▶ **WORK REQUEST**
From the first line to the last, copy the data exactly.

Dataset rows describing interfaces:
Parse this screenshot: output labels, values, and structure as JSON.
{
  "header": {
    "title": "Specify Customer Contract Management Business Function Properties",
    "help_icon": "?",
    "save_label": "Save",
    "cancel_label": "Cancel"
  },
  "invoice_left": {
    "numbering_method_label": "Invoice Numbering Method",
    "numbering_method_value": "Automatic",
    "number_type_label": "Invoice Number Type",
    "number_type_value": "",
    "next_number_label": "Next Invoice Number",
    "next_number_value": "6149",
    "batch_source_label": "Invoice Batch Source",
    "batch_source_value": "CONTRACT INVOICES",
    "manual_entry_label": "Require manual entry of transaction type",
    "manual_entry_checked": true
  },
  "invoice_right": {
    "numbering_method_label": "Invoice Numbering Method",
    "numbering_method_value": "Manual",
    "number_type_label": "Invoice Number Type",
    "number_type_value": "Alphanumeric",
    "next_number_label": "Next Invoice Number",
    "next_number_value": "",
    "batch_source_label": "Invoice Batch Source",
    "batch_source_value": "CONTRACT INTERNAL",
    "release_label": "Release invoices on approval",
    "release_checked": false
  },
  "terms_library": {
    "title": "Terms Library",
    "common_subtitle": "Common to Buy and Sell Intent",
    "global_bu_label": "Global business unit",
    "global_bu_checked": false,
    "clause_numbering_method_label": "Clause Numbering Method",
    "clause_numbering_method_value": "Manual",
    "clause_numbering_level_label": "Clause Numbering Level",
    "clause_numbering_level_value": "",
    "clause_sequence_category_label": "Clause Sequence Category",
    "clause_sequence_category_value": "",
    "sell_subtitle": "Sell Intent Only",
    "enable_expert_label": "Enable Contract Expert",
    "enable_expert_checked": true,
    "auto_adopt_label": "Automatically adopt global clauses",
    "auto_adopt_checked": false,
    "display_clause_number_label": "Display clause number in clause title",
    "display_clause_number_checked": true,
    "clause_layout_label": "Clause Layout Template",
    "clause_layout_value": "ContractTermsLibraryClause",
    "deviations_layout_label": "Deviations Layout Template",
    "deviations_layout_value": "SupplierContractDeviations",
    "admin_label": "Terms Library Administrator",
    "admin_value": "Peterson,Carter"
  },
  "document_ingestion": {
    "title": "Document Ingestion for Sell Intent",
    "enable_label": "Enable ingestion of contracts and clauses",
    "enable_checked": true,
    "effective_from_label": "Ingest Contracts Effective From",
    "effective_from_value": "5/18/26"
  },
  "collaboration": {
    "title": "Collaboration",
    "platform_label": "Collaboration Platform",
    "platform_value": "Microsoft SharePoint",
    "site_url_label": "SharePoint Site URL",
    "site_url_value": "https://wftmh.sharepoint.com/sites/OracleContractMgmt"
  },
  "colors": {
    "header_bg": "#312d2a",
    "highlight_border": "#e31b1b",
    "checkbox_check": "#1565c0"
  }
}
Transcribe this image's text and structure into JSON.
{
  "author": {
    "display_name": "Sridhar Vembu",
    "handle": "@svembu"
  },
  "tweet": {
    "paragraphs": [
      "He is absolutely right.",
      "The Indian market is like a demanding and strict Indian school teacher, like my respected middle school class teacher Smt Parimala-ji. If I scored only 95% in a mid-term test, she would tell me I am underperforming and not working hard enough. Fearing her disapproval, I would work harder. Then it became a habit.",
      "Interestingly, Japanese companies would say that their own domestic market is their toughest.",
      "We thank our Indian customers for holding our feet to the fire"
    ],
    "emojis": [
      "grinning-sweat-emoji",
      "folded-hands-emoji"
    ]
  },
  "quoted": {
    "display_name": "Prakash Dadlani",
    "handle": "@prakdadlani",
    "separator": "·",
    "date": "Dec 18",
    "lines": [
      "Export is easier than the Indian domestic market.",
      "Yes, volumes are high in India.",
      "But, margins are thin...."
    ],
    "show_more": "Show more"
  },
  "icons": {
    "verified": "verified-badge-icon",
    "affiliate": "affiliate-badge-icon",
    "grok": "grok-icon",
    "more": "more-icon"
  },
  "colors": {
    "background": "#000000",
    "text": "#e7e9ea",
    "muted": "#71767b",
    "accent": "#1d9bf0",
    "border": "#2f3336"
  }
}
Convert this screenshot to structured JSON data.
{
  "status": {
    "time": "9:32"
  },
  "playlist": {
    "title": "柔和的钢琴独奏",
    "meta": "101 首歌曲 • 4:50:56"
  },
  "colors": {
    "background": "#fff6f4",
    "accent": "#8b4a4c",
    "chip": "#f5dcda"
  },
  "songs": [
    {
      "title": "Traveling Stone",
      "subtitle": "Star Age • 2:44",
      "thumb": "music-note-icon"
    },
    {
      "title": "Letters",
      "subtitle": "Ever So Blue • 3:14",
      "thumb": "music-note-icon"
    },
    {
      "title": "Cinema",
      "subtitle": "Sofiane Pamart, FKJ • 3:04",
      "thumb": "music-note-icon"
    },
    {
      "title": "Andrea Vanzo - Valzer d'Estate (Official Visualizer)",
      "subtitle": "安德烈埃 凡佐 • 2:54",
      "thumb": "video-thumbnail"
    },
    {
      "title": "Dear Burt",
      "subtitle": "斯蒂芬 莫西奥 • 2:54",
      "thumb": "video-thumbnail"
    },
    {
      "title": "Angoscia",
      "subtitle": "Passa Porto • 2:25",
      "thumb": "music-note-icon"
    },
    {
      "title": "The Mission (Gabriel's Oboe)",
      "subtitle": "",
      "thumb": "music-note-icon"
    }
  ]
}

▶ **EXERCISE RESPONSE**
Parse this screenshot: output labels, values, and structure as JSON.
{
  "header": {
    "title": "Specify Customer Contract Management Business Function Properties",
    "help_icon": "?",
    "save_label": "Save",
    "cancel_label": "Cancel"
  },
  "invoice_left": {
    "numbering_method_label": "Invoice Numbering Method",
    "numbering_method_value": "Automatic",
    "number_type_label": "Invoice Number Type",
    "number_type_value": "",
    "next_number_label": "Next Invoice Number",
    "next_number_value": "6149",
    "batch_source_label": "Invoice Batch Source",
    "batch_source_value": "CONTRACT INVOICES",
    "manual_entry_label": "Require manual entry of transaction type",
    "manual_entry_checked": true
  },
  "invoice_right": {
    "numbering_method_label": "Invoice Numbering Method",
    "numbering_method_value": "Manual",
    "number_type_label": "Invoice Number Type",
    "number_type_value": "Alphanumeric",
    "next_number_label": "Next Invoice Number",
    "next_number_value": "",
    "batch_source_label": "Invoice Batch Source",
    "batch_source_value": "CONTRACT INTERNAL",
    "release_label": "Release invoices on approval",
    "release_checked": false
  },
  "terms_library": {
    "title": "Terms Library",
    "common_subtitle": "Common to Buy and Sell Intent",
    "global_bu_label": "Global business unit",
    "global_bu_checked": false,
    "clause_numbering_method_label": "Clause Numbering Method",
    "clause_numbering_method_value": "Manual",
    "clause_numbering_level_label": "Clause Numbering Level",
    "clause_numbering_level_value": "",
    "clause_sequence_category_label": "Clause Sequence Category",
    "clause_sequence_category_value": "",
    "sell_subtitle": "Sell Intent Only",
    "enable_expert_label": "Enable Contract Expert",
    "enable_expert_checked": true,
    "auto_adopt_label": "Automatically adopt global clauses",
    "auto_adopt_checked": false,
    "display_clause_number_label": "Display clause number in clause title",
    "display_clause_number_checked": true,
    "clause_layout_label": "Clause Layout Template",
    "clause_layout_value": "ContractTermsLibraryClause",
    "deviations_layout_label": "Deviations Layout Template",
    "deviations_layout_value": "SupplierContractDeviations",
    "admin_label": "Terms Library Administrator",
    "admin_value": "Peterson,Carter"
  },
  "document_ingestion": {
    "title": "Document Ingestion for Sell Intent",
    "enable_label": "Enable ingestion of contracts and clauses",
    "enable_checked": true,
    "effective_from_label": "Ingest Contracts Effective From",
    "effective_from_value": "5/18/26"
  },
  "collaboration": {
    "title": "Collaboration",
    "platform_label": "Collaboration Platform",
    "platform_value": "Microsoft SharePoint",
    "site_url_label": "SharePoint Site URL",
    "site_url_value": "https://wftmh.sharepoint.com/sites/OracleContractMgmt"
  },
  "colors": {
    "header_bg": "#312d2a",
    "highlight_border": "#e31b1b",
    "checkbox_check": "#1565c0"
  }
}
Transcribe this image's text and structure into JSON.
{
  "author": {
    "display_name": "Sridhar Vembu",
    "handle": "@svembu"
  },
  "tweet": {
    "paragraphs": [
      "He is absolutely right.",
      "The Indian market is like a demanding and strict Indian school teacher, like my respected middle school class teacher Smt Parimala-ji. If I scored only 95% in a mid-term test, she would tell me I am underperforming and not working hard enough. Fearing her disapproval, I would work harder. Then it became a habit.",
      "Interestingly, Japanese companies would say that their own domestic market is their toughest.",
      "We thank our Indian customers for holding our feet to the fire"
    ],
    "emojis": [
      "grinning-sweat-emoji",
      "folded-hands-emoji"
    ]
  },
  "quoted": {
    "display_name": "Prakash Dadlani",
    "handle": "@prakdadlani",
    "separator": "·",
    "date": "Dec 18",
    "lines": [
      "Export is easier than the Indian domestic market.",
      "Yes, volumes are high in India.",
      "But, margins are thin...."
    ],
    "show_more": "Show more"
  },
  "icons": {
    "verified": "verified-badge-icon",
    "affiliate": "affiliate-badge-icon",
    "grok": "grok-icon",
    "more": "more-icon"
  },
  "colors": {
    "background": "#000000",
    "text": "#e7e9ea",
    "muted": "#71767b",
    "accent": "#1d9bf0",
    "border": "#2f3336"
  }
}
Convert this screenshot to structured JSON data.
{
  "status": {
    "time": "9:32"
  },
  "playlist": {
    "title": "柔和的钢琴独奏",
    "meta": "101 首歌曲 • 4:50:56"
  },
  "colors": {
    "background": "#fff6f4",
    "accent": "#8b4a4c",
    "chip": "#f5dcda"
  },
  "songs": [
    {
      "title": "Traveling Stone",
      "subtitle": "Star Age • 2:44",
      "thumb": "music-note-icon"
    },
    {
      "title": "Letters",
      "subtitle": "Ever So Blue • 3:14",
      "thumb": "music-note-icon"
    },
    {
      "title": "Cinema",
      "subtitle": "Sofiane Pamart, FKJ • 3:04",
      "thumb": "music-note-icon"
    },
    {
      "title": "Andrea Vanzo - Valzer d'Estate (Official Visualizer)",
      "subtitle": "安德烈埃 凡佐 • 2:54",
      "thumb": "video-thumbnail"
    },
    {
      "title": "Dear Burt",
      "subtitle": "斯蒂芬 莫西奥 • 2:54",
      "thumb": "video-thumbnail"
    },
    {
      "title": "Angoscia",
      "subtitle": "Passa Porto • 2:25",
      "thumb": "music-note-icon"
    },
    {
      "title": "The Mission (Gabriel's Oboe)",
      "subtitle": "",
      "thumb": "music-note-icon"
    }
  ]
}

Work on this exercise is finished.